» What you should do: Wherever the word "this" turns up in a line of the entries, copy that line.

[[ Data for processing open ]]

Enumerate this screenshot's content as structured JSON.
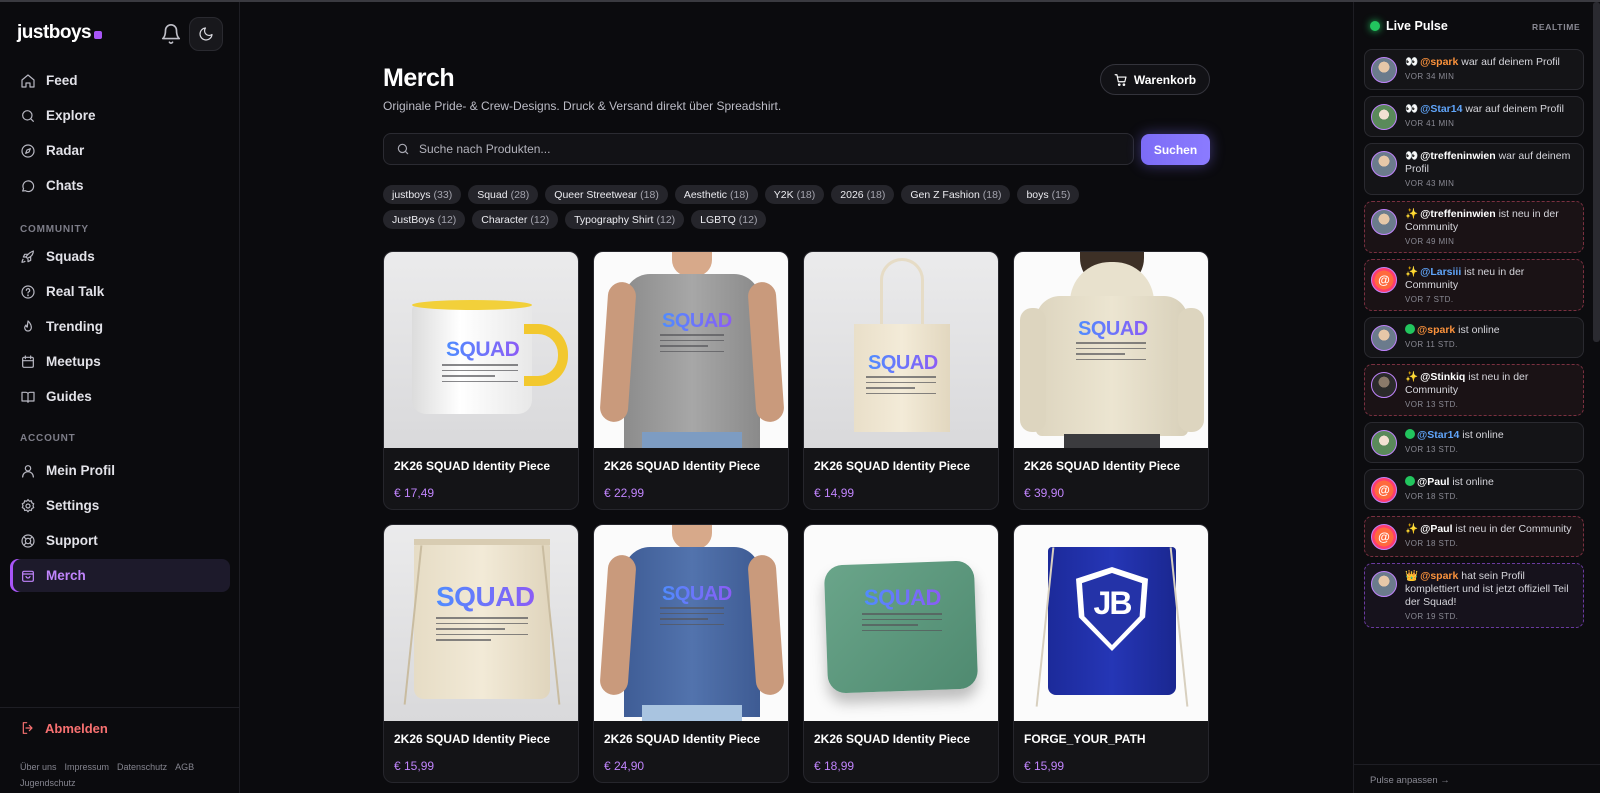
{
  "brand": {
    "name": "justboys"
  },
  "nav": {
    "main": [
      {
        "label": "Feed",
        "icon": "home-icon"
      },
      {
        "label": "Explore",
        "icon": "search-icon"
      },
      {
        "label": "Radar",
        "icon": "compass-icon"
      },
      {
        "label": "Chats",
        "icon": "chat-icon"
      }
    ],
    "community_label": "COMMUNITY",
    "community": [
      {
        "label": "Squads",
        "icon": "rocket-icon"
      },
      {
        "label": "Real Talk",
        "icon": "question-icon"
      },
      {
        "label": "Trending",
        "icon": "flame-icon"
      },
      {
        "label": "Meetups",
        "icon": "calendar-icon"
      },
      {
        "label": "Guides",
        "icon": "book-icon"
      }
    ],
    "account_label": "ACCOUNT",
    "account": [
      {
        "label": "Mein Profil",
        "icon": "user-icon"
      },
      {
        "label": "Settings",
        "icon": "gear-icon"
      },
      {
        "label": "Support",
        "icon": "lifebuoy-icon"
      },
      {
        "label": "Merch",
        "icon": "shopping-bag-icon",
        "active": true
      }
    ],
    "logout": "Abmelden",
    "footer": [
      "Über uns",
      "Impressum",
      "Datenschutz",
      "AGB",
      "Jugendschutz"
    ]
  },
  "main": {
    "title": "Merch",
    "subtitle": "Originale Pride- & Crew-Designs. Druck & Versand direkt über Spreadshirt.",
    "cart_label": "Warenkorb",
    "search_placeholder": "Suche nach Produkten...",
    "search_button": "Suchen",
    "chips": [
      {
        "label": "justboys",
        "count": "(33)"
      },
      {
        "label": "Squad",
        "count": "(28)"
      },
      {
        "label": "Queer Streetwear",
        "count": "(18)"
      },
      {
        "label": "Aesthetic",
        "count": "(18)"
      },
      {
        "label": "Y2K",
        "count": "(18)"
      },
      {
        "label": "2026",
        "count": "(18)"
      },
      {
        "label": "Gen Z Fashion",
        "count": "(18)"
      },
      {
        "label": "boys",
        "count": "(15)"
      },
      {
        "label": "JustBoys",
        "count": "(12)"
      },
      {
        "label": "Character",
        "count": "(12)"
      },
      {
        "label": "Typography Shirt",
        "count": "(12)"
      },
      {
        "label": "LGBTQ",
        "count": "(12)"
      }
    ],
    "products": [
      {
        "name": "2K26 SQUAD Identity Piece",
        "price": "€ 17,49",
        "kind": "mug"
      },
      {
        "name": "2K26 SQUAD Identity Piece",
        "price": "€ 22,99",
        "kind": "tshirt-grey"
      },
      {
        "name": "2K26 SQUAD Identity Piece",
        "price": "€ 14,99",
        "kind": "tote"
      },
      {
        "name": "2K26 SQUAD Identity Piece",
        "price": "€ 39,90",
        "kind": "hoodie"
      },
      {
        "name": "2K26 SQUAD Identity Piece",
        "price": "€ 15,99",
        "kind": "gymbag"
      },
      {
        "name": "2K26 SQUAD Identity Piece",
        "price": "€ 24,90",
        "kind": "tshirt-blue"
      },
      {
        "name": "2K26 SQUAD Identity Piece",
        "price": "€ 18,99",
        "kind": "pillow"
      },
      {
        "name": "FORGE_YOUR_PATH",
        "price": "€ 15,99",
        "kind": "jb-bag"
      }
    ],
    "print_word": "SQUAD",
    "jb_logo": "JB"
  },
  "pulse": {
    "title": "Live Pulse",
    "badge": "REALTIME",
    "items": [
      {
        "emoji": "👀",
        "user": "@spark",
        "ucolor": "or",
        "text": " war auf deinem Profil",
        "time": "VOR 34 MIN",
        "style": "",
        "avatar": "av-photo"
      },
      {
        "emoji": "👀",
        "user": "@Star14",
        "ucolor": "bl",
        "text": " war auf deinem Profil",
        "time": "VOR 41 MIN",
        "style": "",
        "avatar": "av-star"
      },
      {
        "emoji": "👀",
        "user": "@treffeninwien",
        "ucolor": "wh",
        "text": " war auf deinem Profil",
        "time": "VOR 43 MIN",
        "style": "",
        "avatar": "av-photo"
      },
      {
        "emoji": "✨",
        "user": "@treffeninwien",
        "ucolor": "wh",
        "text": " ist neu in der Community",
        "time": "VOR 49 MIN",
        "style": "new",
        "avatar": "av-photo"
      },
      {
        "emoji": "✨",
        "user": "@Larsiii",
        "ucolor": "bl",
        "text": " ist neu in der Community",
        "time": "VOR 7 STD.",
        "style": "new",
        "avatar": "av-orange"
      },
      {
        "emoji": "dot",
        "user": "@spark",
        "ucolor": "or",
        "text": " ist online",
        "time": "VOR 11 STD.",
        "style": "",
        "avatar": "av-photo"
      },
      {
        "emoji": "✨",
        "user": "@Stinkiq",
        "ucolor": "wh",
        "text": " ist neu in der Community",
        "time": "VOR 13 STD.",
        "style": "new",
        "avatar": "av-dark"
      },
      {
        "emoji": "dot",
        "user": "@Star14",
        "ucolor": "bl",
        "text": " ist online",
        "time": "VOR 13 STD.",
        "style": "",
        "avatar": "av-star"
      },
      {
        "emoji": "dot",
        "user": "@Paul",
        "ucolor": "wh",
        "text": " ist online",
        "time": "VOR 18 STD.",
        "style": "",
        "avatar": "av-orange"
      },
      {
        "emoji": "✨",
        "user": "@Paul",
        "ucolor": "wh",
        "text": " ist neu in der Community",
        "time": "VOR 18 STD.",
        "style": "new",
        "avatar": "av-orange"
      },
      {
        "emoji": "👑",
        "user": "@spark",
        "ucolor": "or",
        "text": " hat sein Profil komplettiert und ist jetzt offiziell Teil der Squad!",
        "time": "VOR 19 STD.",
        "style": "crown",
        "avatar": "av-photo"
      }
    ],
    "footer": "Pulse anpassen →"
  },
  "colors": {
    "accent": "#a855f7",
    "price": "#c084fc",
    "online": "#22c55e",
    "button": "#7c6cf6"
  }
}
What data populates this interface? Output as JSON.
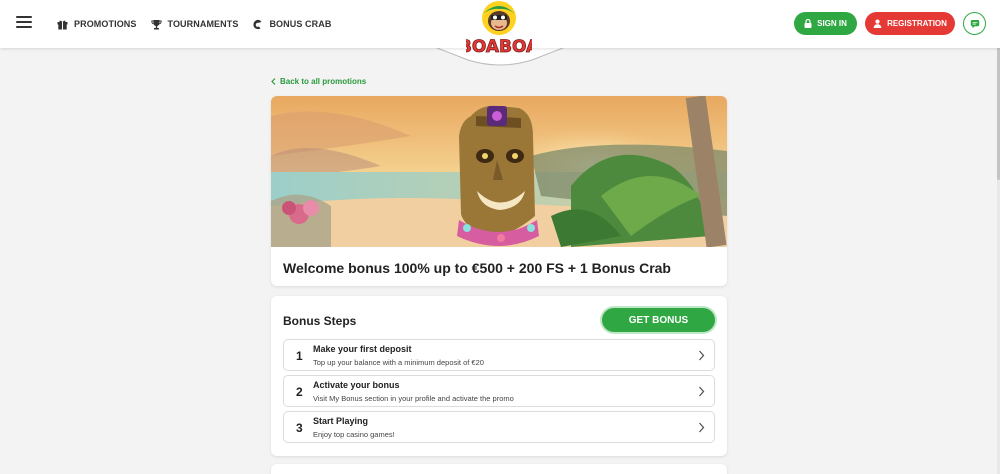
{
  "header": {
    "nav": [
      {
        "label": "PROMOTIONS",
        "icon": "gift-icon"
      },
      {
        "label": "TOURNAMENTS",
        "icon": "trophy-icon"
      },
      {
        "label": "BONUS CRAB",
        "icon": "crab-claw-icon"
      }
    ],
    "logo_text": "BOABOA",
    "signin_label": "SIGN IN",
    "register_label": "REGISTRATION"
  },
  "main": {
    "back_link": "Back to all promotions",
    "promo_title": "Welcome bonus 100% up to €500 + 200 FS + 1 Bonus Crab",
    "steps_title": "Bonus Steps",
    "get_bonus_label": "GET BONUS",
    "steps": [
      {
        "number": "1",
        "title": "Make your first deposit",
        "desc": "Top up your balance with a minimum deposit of €20"
      },
      {
        "number": "2",
        "title": "Activate your bonus",
        "desc": "Visit My Bonus section in your profile and activate the promo"
      },
      {
        "number": "3",
        "title": "Start Playing",
        "desc": "Enjoy top casino games!"
      }
    ]
  },
  "colors": {
    "accent_green": "#2fa843",
    "register_red": "#e53935",
    "background": "#f3f3f3"
  }
}
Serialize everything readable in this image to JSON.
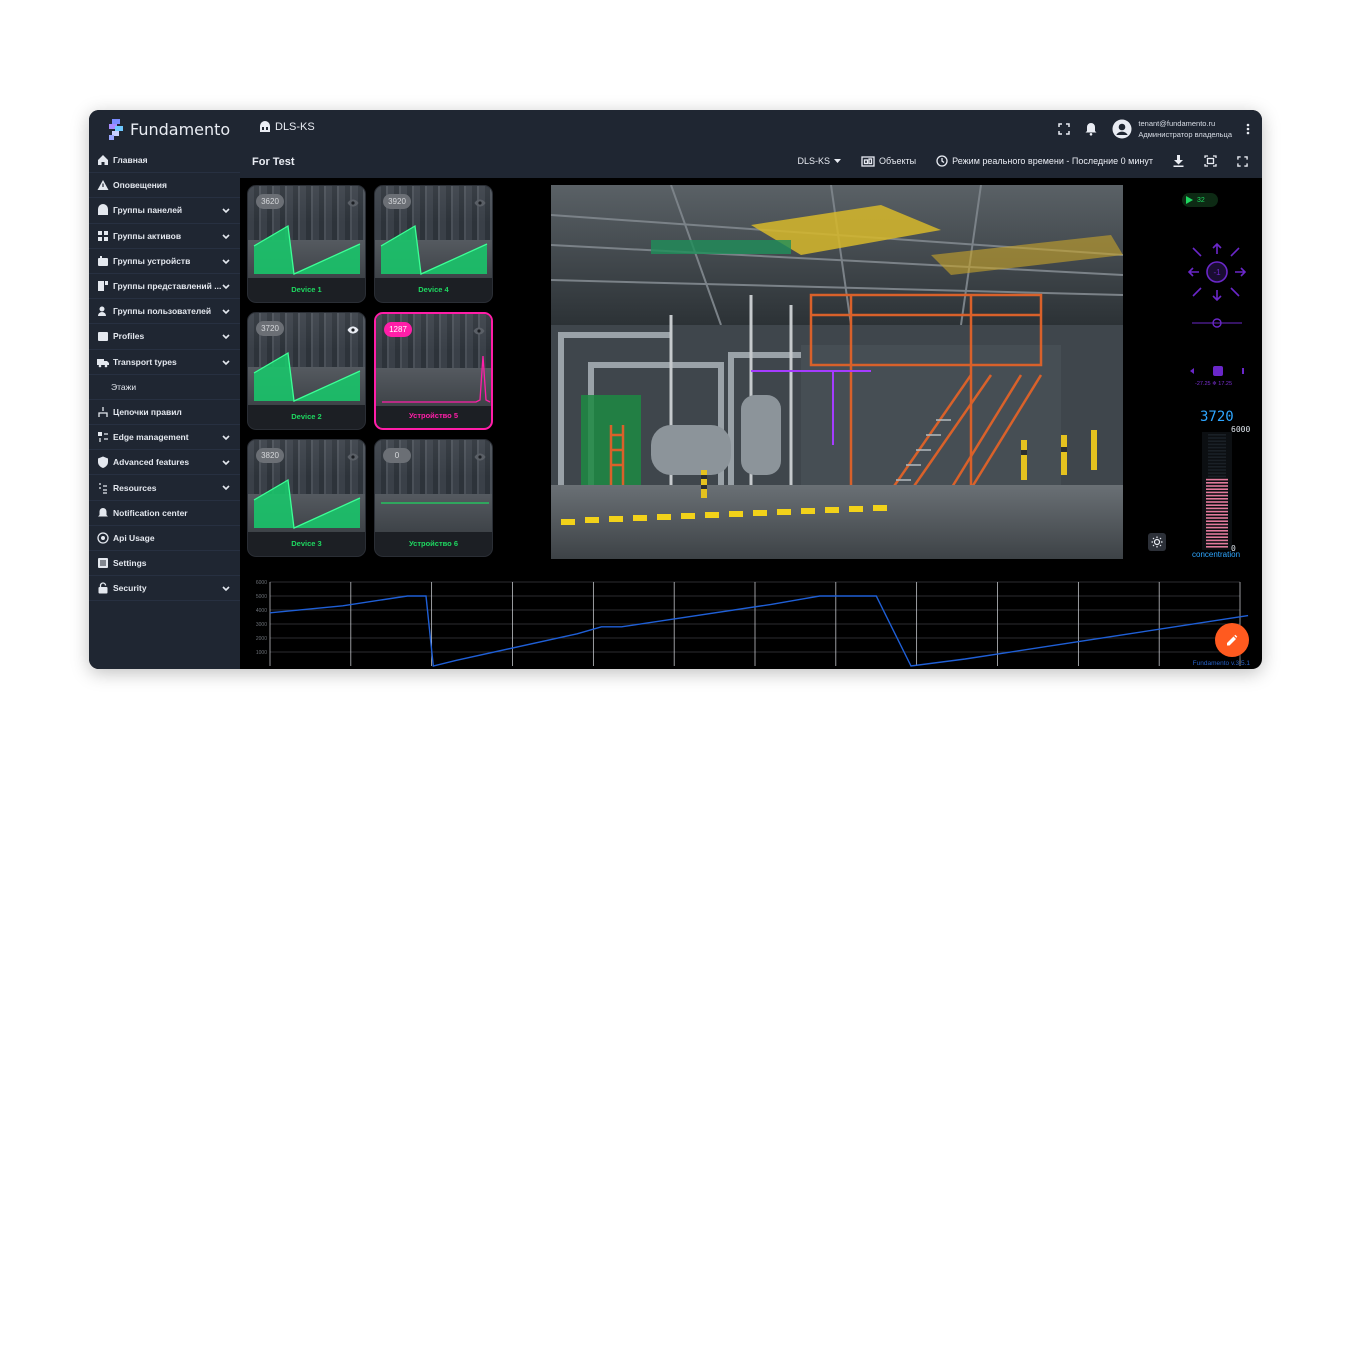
{
  "app": {
    "brand": "Fundamento",
    "breadcrumb": "DLS-KS",
    "user_email": "tenant@fundamento.ru",
    "user_role": "Администратор владельца"
  },
  "sidebar": {
    "items": [
      {
        "label": "Главная",
        "icon": "home-icon",
        "expandable": false
      },
      {
        "label": "Оповещения",
        "icon": "warning-icon",
        "expandable": false
      },
      {
        "label": "Группы панелей",
        "icon": "dashboard-icon",
        "expandable": true
      },
      {
        "label": "Группы активов",
        "icon": "assets-icon",
        "expandable": true
      },
      {
        "label": "Группы устройств",
        "icon": "devices-icon",
        "expandable": true
      },
      {
        "label": "Группы представлений ...",
        "icon": "views-icon",
        "expandable": true
      },
      {
        "label": "Группы пользователей",
        "icon": "users-icon",
        "expandable": true
      },
      {
        "label": "Profiles",
        "icon": "profiles-icon",
        "expandable": true
      },
      {
        "label": "Transport types",
        "icon": "truck-icon",
        "expandable": true
      },
      {
        "label": "Этажи",
        "icon": "",
        "expandable": false
      },
      {
        "label": "Цепочки правил",
        "icon": "rule-chain-icon",
        "expandable": false
      },
      {
        "label": "Edge management",
        "icon": "edge-icon",
        "expandable": true
      },
      {
        "label": "Advanced features",
        "icon": "shield-icon",
        "expandable": true
      },
      {
        "label": "Resources",
        "icon": "resources-icon",
        "expandable": true
      },
      {
        "label": "Notification center",
        "icon": "bell-icon",
        "expandable": false
      },
      {
        "label": "Api Usage",
        "icon": "api-icon",
        "expandable": false
      },
      {
        "label": "Settings",
        "icon": "settings-icon",
        "expandable": false
      },
      {
        "label": "Security",
        "icon": "lock-icon",
        "expandable": true
      }
    ]
  },
  "header": {
    "title": "For Test",
    "entity_selector": "DLS-KS",
    "objects_label": "Объекты",
    "time_label": "Режим реального времени - Последние 0 минут"
  },
  "devices": [
    {
      "name": "Device 1",
      "value": "3620",
      "alarm": false,
      "trend": "ramp"
    },
    {
      "name": "Device 4",
      "value": "3920",
      "alarm": false,
      "trend": "ramp"
    },
    {
      "name": "Device 2",
      "value": "3720",
      "alarm": false,
      "trend": "ramp"
    },
    {
      "name": "Устройство 5",
      "value": "1287",
      "alarm": true,
      "trend": "spike"
    },
    {
      "name": "Device 3",
      "value": "3820",
      "alarm": false,
      "trend": "ramp"
    },
    {
      "name": "Устройство 6",
      "value": "0",
      "alarm": false,
      "trend": "flat"
    }
  ],
  "right_panel": {
    "play_count": "32",
    "digital_value": "3720",
    "max_value": "6000",
    "min_value": "0",
    "label": "concentration",
    "mini_readout": "-27.25 ❄ 17.25"
  },
  "chart_data": {
    "type": "line",
    "ylim": [
      0,
      6000
    ],
    "y_ticks": [
      "6000",
      "5000",
      "4000",
      "3000",
      "2000",
      "1000"
    ],
    "series": [
      {
        "color": "#1f5fd6",
        "x": [
          0,
          0.9,
          1.7,
          1.93,
          2.02,
          2.3,
          3.8,
          4.1,
          4.35,
          6.2,
          6.6,
          6.8,
          7.2,
          7.5,
          7.93,
          8.6,
          12.1
        ],
        "values": [
          3800,
          4300,
          5000,
          5000,
          0,
          400,
          2300,
          2800,
          2800,
          4400,
          4800,
          5000,
          5000,
          5000,
          0,
          500,
          3600
        ]
      }
    ],
    "x_ticks": 12
  },
  "footer": {
    "version": "Fundamento v.3.5.1"
  },
  "colors": {
    "panel": "#1f2632",
    "ok_green": "#1ed760",
    "alarm_pink": "#ff1ea8",
    "line_blue": "#1f5fd6",
    "fab_orange": "#ff5a1f"
  }
}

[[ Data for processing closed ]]

» Written solution:
Enumerate this screenshot's content as structured JSON.
What data populates this interface? Output as JSON.
Serialize everything readable in this image to JSON.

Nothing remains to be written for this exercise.